PMC Board President Tom Abbott said paying back the loan is “in keeping with state law.”
The loan will be paid back by using reserve funds. The reserve fund account was at $4.1 million earlier this year. About $400,000 has been used to cover an operating loss and repaying the line of credit will drop the balance of the reserve account to about $2.5 million.
“Going through the process of the Borough and changing a lot of language, to change from a municipality to a borough government, it became clear that this had happened against state law. It happened without our knowledge that this was not allowed ... it all happened through a series of CFOs and CEOs,” Abbott said.
With the amount of the loan and need for repayment identified, the board discussed what that means for the future of the medical center.
“That account as far as I’m concerned should be for capital construction; basically we’re borrowing the money from ourselves, and I understand that,” said board member Phil Beardslee. “I think we should be looking at starting it toward the beginning of next year ... Once we get CPSI in place and everything and I think maybe we can get the accounts receivable set better then I think we’ll be in better shape and we’re gonna have to build this account back up I feel.”
“I don’t think we’re gonna be able to do it, when you look at the financials,” Board Member Rocio Tejera said.
Currently, the medical center is working to collect $3.25 million in overdue patient bills.
"I think, moving forward, we have been, as we have been for several years, trying to set a budget where we balance on operations. And hopefully our reserve investment account grows somewhat, where we’re off by .3 percent of the budget, or something like that...” Abbott said.
“So, when we do need capital improvements we will need to have partnership with the Borough, and get Borough support,” he added.
The board will meet with the Borough Assembly on August 22 to discuss future financial needs.
In other news, the Board learned that accounts that were overdue for 365 days, or longer, are harder to collect. Focus for June and July, for the billing office, has been to collect on overdue accounts from Medicare, Medicaid and private pay.
Also, an internal audit, dating back to 2010, revealed that of 776 billed accounts, two were incorrect.
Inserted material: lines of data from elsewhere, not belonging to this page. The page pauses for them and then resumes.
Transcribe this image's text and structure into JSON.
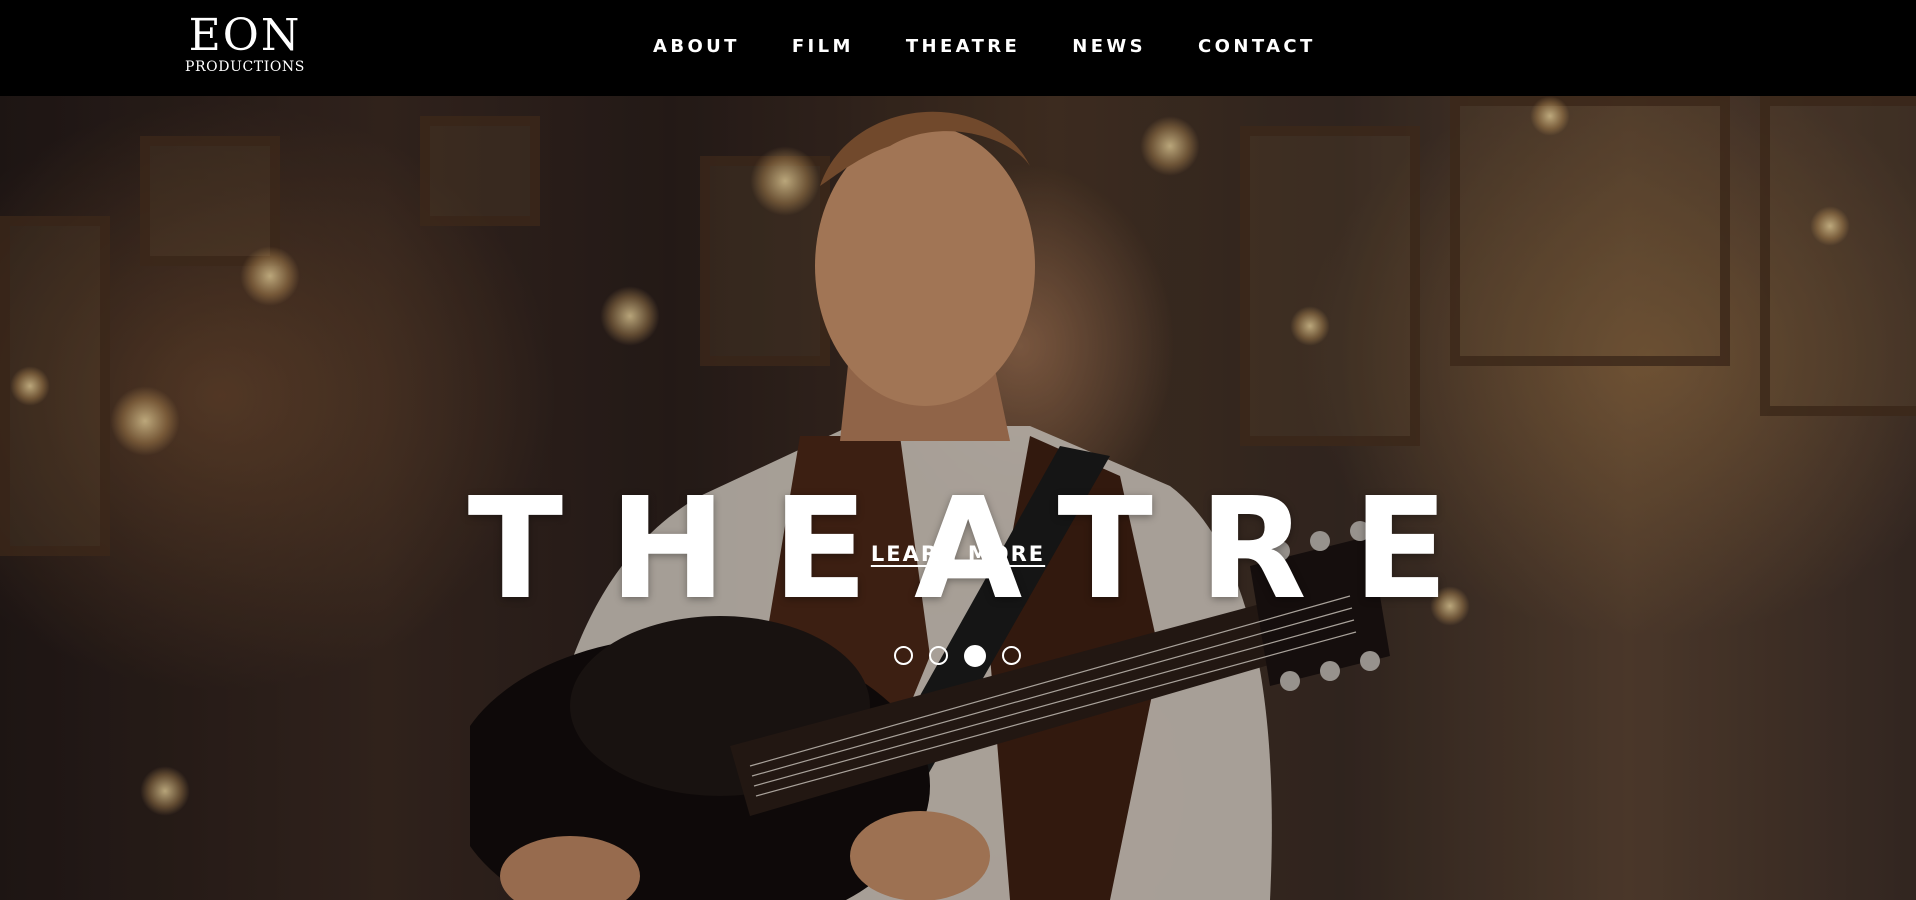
{
  "brand": {
    "name": "EON",
    "subtitle": "PRODUCTIONS"
  },
  "nav": {
    "items": [
      {
        "label": "ABOUT"
      },
      {
        "label": "FILM"
      },
      {
        "label": "THEATRE"
      },
      {
        "label": "NEWS"
      },
      {
        "label": "CONTACT"
      }
    ]
  },
  "hero": {
    "title": "THEATRE",
    "cta_label": "LEARN MORE",
    "slides_total": 4,
    "active_slide": 3
  },
  "colors": {
    "header_background": "#000000",
    "text": "#ffffff"
  }
}
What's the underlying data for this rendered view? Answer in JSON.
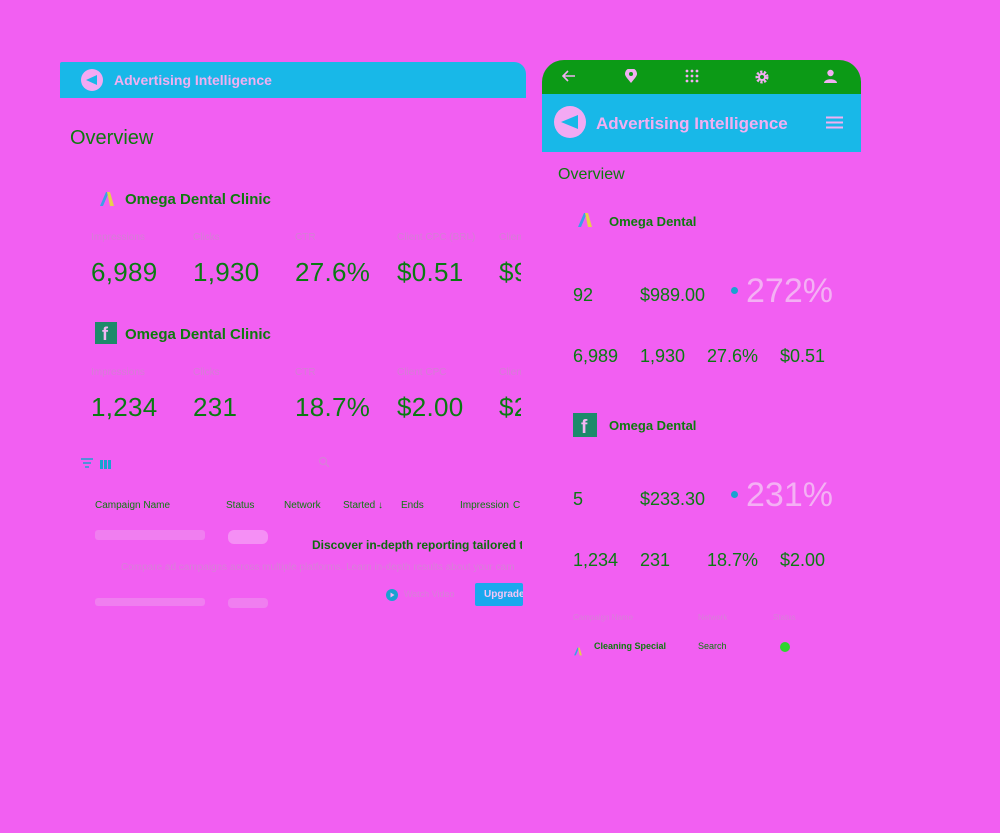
{
  "desktop": {
    "app_title": "Advertising Intelligence",
    "overview_label": "Overview",
    "google_block": {
      "client": "Omega Dental Clinic",
      "metrics": [
        {
          "label": "Impressions",
          "value": "6,989"
        },
        {
          "label": "Clicks",
          "value": "1,930"
        },
        {
          "label": "CTR",
          "value": "27.6%"
        },
        {
          "label": "Client CPC (BRL)",
          "value": "$0.51"
        },
        {
          "label": "Clien",
          "value": "$9"
        }
      ]
    },
    "facebook_block": {
      "client": "Omega Dental Clinic",
      "metrics": [
        {
          "label": "Impressions",
          "value": "1,234"
        },
        {
          "label": "Clicks",
          "value": "231"
        },
        {
          "label": "CTR",
          "value": "18.7%"
        },
        {
          "label": "Client CPC",
          "value": "$2.00"
        },
        {
          "label": "Clien",
          "value": "$2"
        }
      ]
    },
    "table_headers": [
      "Campaign Name",
      "Status",
      "Network",
      "Started ↓",
      "Ends",
      "Impression",
      "C"
    ],
    "upsell": {
      "headline": "Discover in-depth reporting tailored t",
      "body": "Compare ad campaigns across multiple platforms. Learn in-depth results about your cam",
      "watch_video_label": "Watch Video",
      "upgrade_label": "Upgrade"
    }
  },
  "mobile": {
    "app_title": "Advertising Intelligence",
    "overview_label": "Overview",
    "google_block": {
      "client": "Omega Dental",
      "row1": [
        "92",
        "$989.00"
      ],
      "big_percent": "272%",
      "row2": [
        "6,989",
        "1,930",
        "27.6%",
        "$0.51"
      ]
    },
    "facebook_block": {
      "client": "Omega Dental",
      "row1": [
        "5",
        "$233.30"
      ],
      "big_percent": "231%",
      "row2": [
        "1,234",
        "231",
        "18.7%",
        "$2.00"
      ]
    },
    "table_headers": [
      "Campaign Name",
      "Network",
      "Status"
    ],
    "rows": [
      {
        "name": "Cleaning Special",
        "network": "Search",
        "status_color": "#2fd42f"
      }
    ]
  },
  "colors": {
    "background": "#f25ff2",
    "header_cyan": "#18b8e8",
    "mobile_top_green": "#0c9a16",
    "text_green": "#0a7a12",
    "upgrade_blue": "#1aa8ee"
  }
}
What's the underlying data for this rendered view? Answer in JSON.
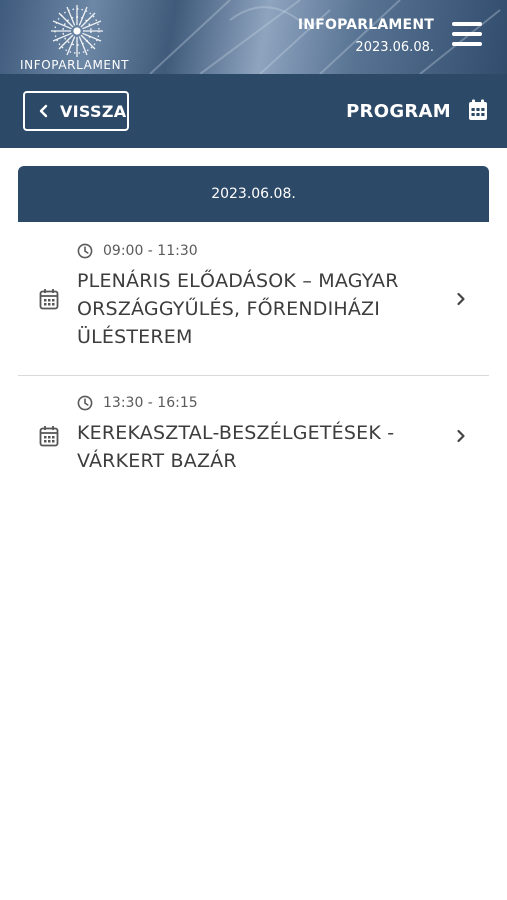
{
  "header": {
    "logo_text": "INFOPARLAMENT",
    "app_title": "INFOPARLAMENT",
    "date": "2023.06.08."
  },
  "navbar": {
    "back_label": "VISSZA",
    "title": "PROGRAM"
  },
  "program": {
    "date": "2023.06.08.",
    "items": [
      {
        "time": "09:00 - 11:30",
        "title": "PLENÁRIS ELŐADÁSOK – MAGYAR ORSZÁGGYŰLÉS, FŐRENDIHÁZI ÜLÉSTEREM"
      },
      {
        "time": "13:30 - 16:15",
        "title": "KEREKASZTAL-BESZÉLGETÉSEK - VÁRKERT BAZÁR"
      }
    ]
  },
  "icons": {
    "menu": "hamburger-icon",
    "back": "chevron-left-icon",
    "calendar": "calendar-icon",
    "clock": "clock-icon",
    "row_arrow": "chevron-right-icon"
  },
  "colors": {
    "primary": "#2d4968",
    "text": "#3d3d3d",
    "divider": "#d9d9d9"
  }
}
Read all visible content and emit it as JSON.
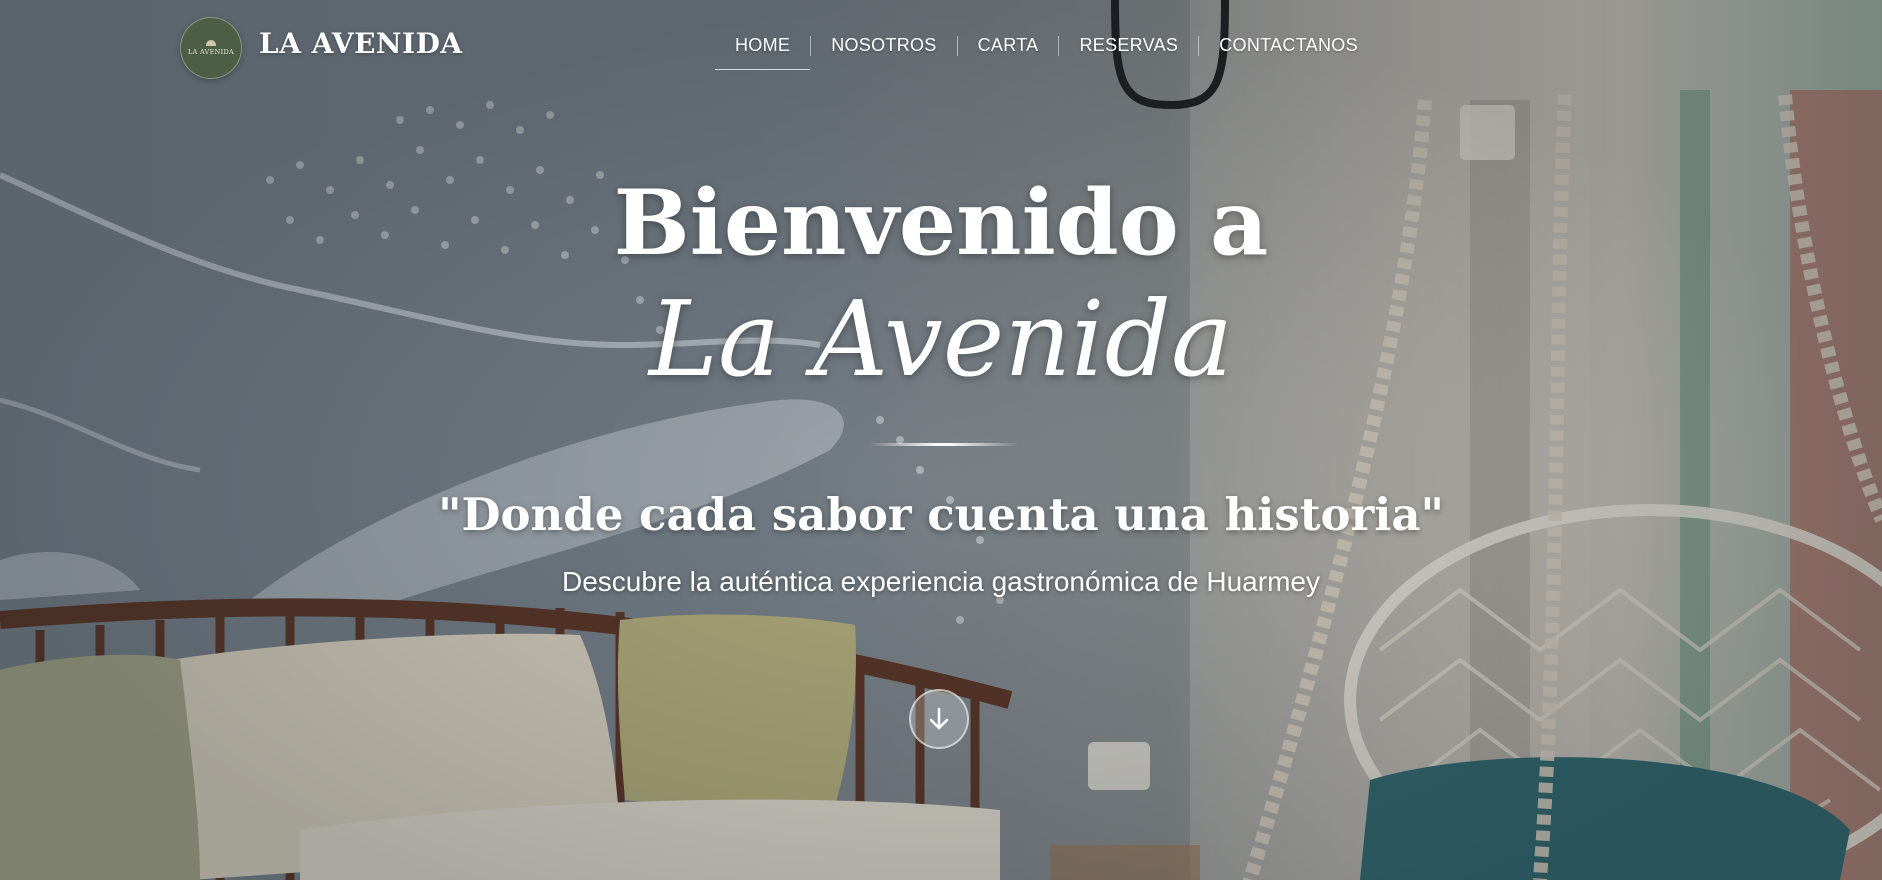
{
  "nav": {
    "logo_text": "LA AVENIDA",
    "brand": "LA AVENIDA",
    "items": [
      {
        "label": "HOME",
        "active": true
      },
      {
        "label": "NOSOTROS",
        "active": false
      },
      {
        "label": "CARTA",
        "active": false
      },
      {
        "label": "RESERVAS",
        "active": false
      },
      {
        "label": "CONTACTANOS",
        "active": false
      }
    ]
  },
  "hero": {
    "title_line1": "Bienvenido a",
    "title_line2": "La Avenida",
    "tagline": "\"Donde cada sabor cuenta una historia\"",
    "subtitle": "Descubre la auténtica experiencia gastronómica de Huarmey",
    "scroll_icon": "arrow-down-icon"
  },
  "colors": {
    "logo_bg": "#4c5f45",
    "text": "#ffffff",
    "wall": "#77828d"
  }
}
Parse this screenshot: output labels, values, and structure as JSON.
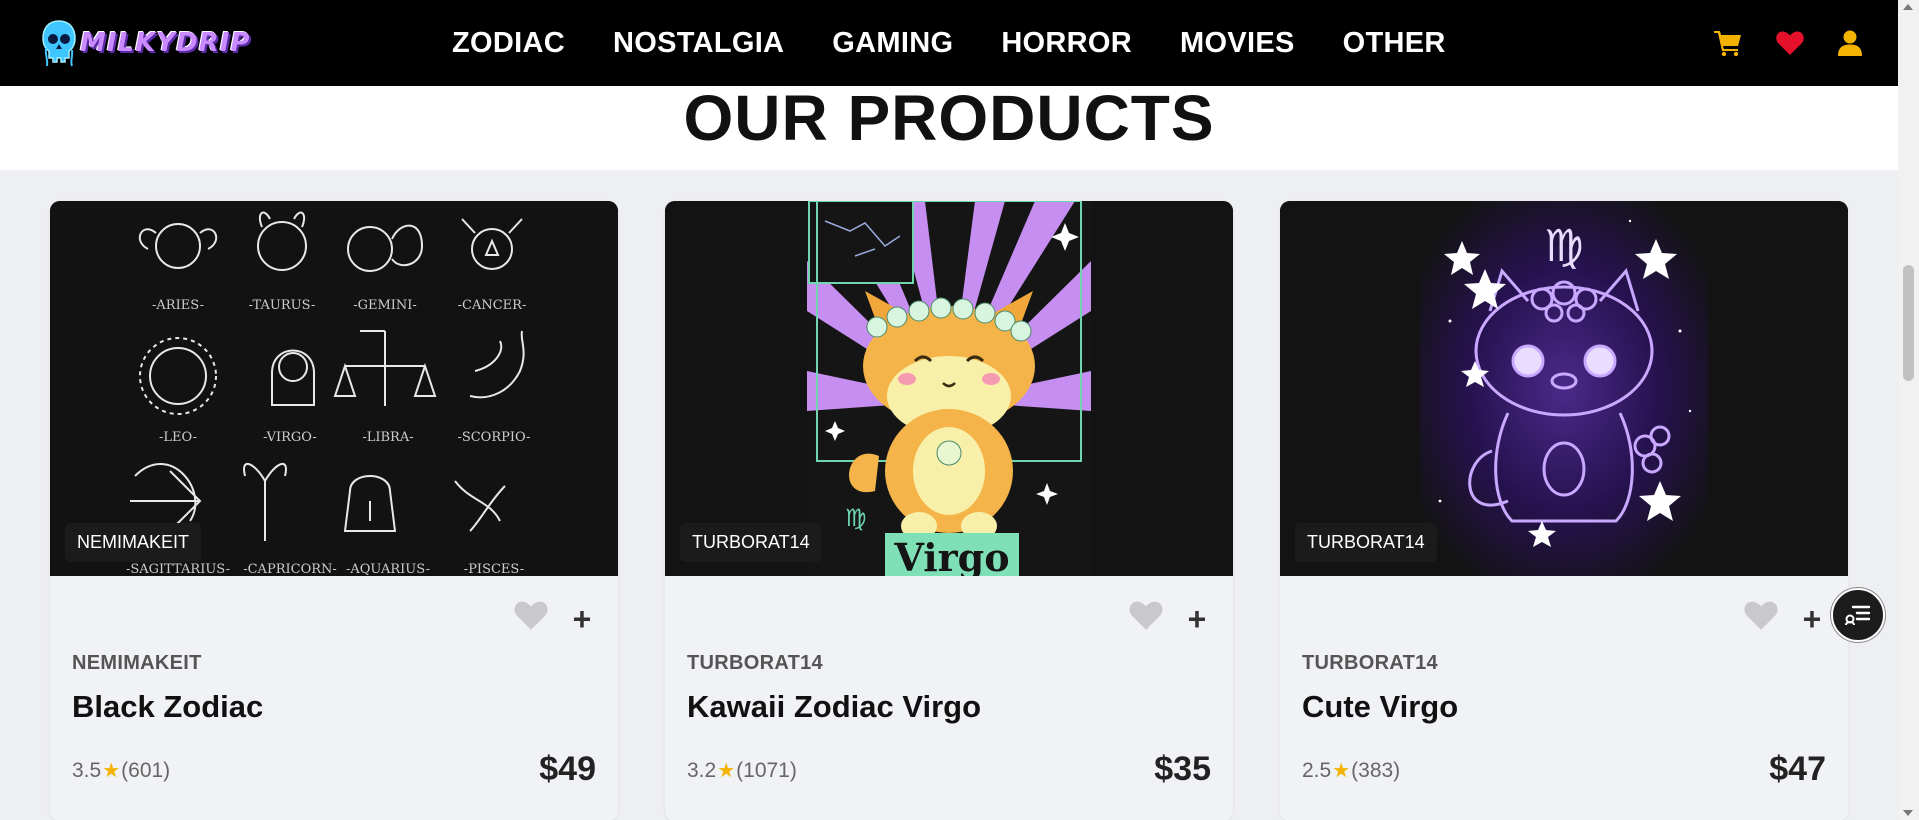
{
  "brand": {
    "logo_text": "MILKYDRIP"
  },
  "nav": {
    "links": [
      "ZODIAC",
      "NOSTALGIA",
      "GAMING",
      "HORROR",
      "MOVIES",
      "OTHER"
    ],
    "icons": [
      "cart-icon",
      "heart-icon",
      "user-icon"
    ]
  },
  "section": {
    "title": "OUR PRODUCTS"
  },
  "products": [
    {
      "tag": "NEMIMAKEIT",
      "seller": "NEMIMAKEIT",
      "name": "Black Zodiac",
      "rating": "3.5",
      "reviews": "(601)",
      "price": "$49"
    },
    {
      "tag": "TURBORAT14",
      "seller": "TURBORAT14",
      "name": "Kawaii Zodiac Virgo",
      "rating": "3.2",
      "reviews": "(1071)",
      "price": "$35"
    },
    {
      "tag": "TURBORAT14",
      "seller": "TURBORAT14",
      "name": "Cute Virgo",
      "rating": "2.5",
      "reviews": "(383)",
      "price": "$47"
    }
  ],
  "zodiac_labels": [
    "-ARIES-",
    "-TAURUS-",
    "-GEMINI-",
    "-CANCER-",
    "-LEO-",
    "-VIRGO-",
    "-LIBRA-",
    "-SCORPIO-",
    "-SAGITTARIUS-",
    "-CAPRICORN-",
    "-AQUARIUS-",
    "-PISCES-"
  ],
  "art_text": {
    "virgo_banner": "Virgo",
    "virgo_symbol": "♍"
  },
  "colors": {
    "nav_bg": "#000000",
    "accent_yellow": "#f5b301",
    "heart_red": "#e5102a",
    "card_bg": "#f1f2f5"
  }
}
One of the payments was a Medicare payment and it was already corrected and the other is being cleared up.
The PMC board has recently come under fire from a former business office manager, Ramona Thompson, who was fired on May 23. Thompson had also reported to the board that the business office has been understaffed since 2011. A problem, Thompson pointed out, that put the medical center at risk for potential fines for missing Medicare paperwork and possible problems in customer billing.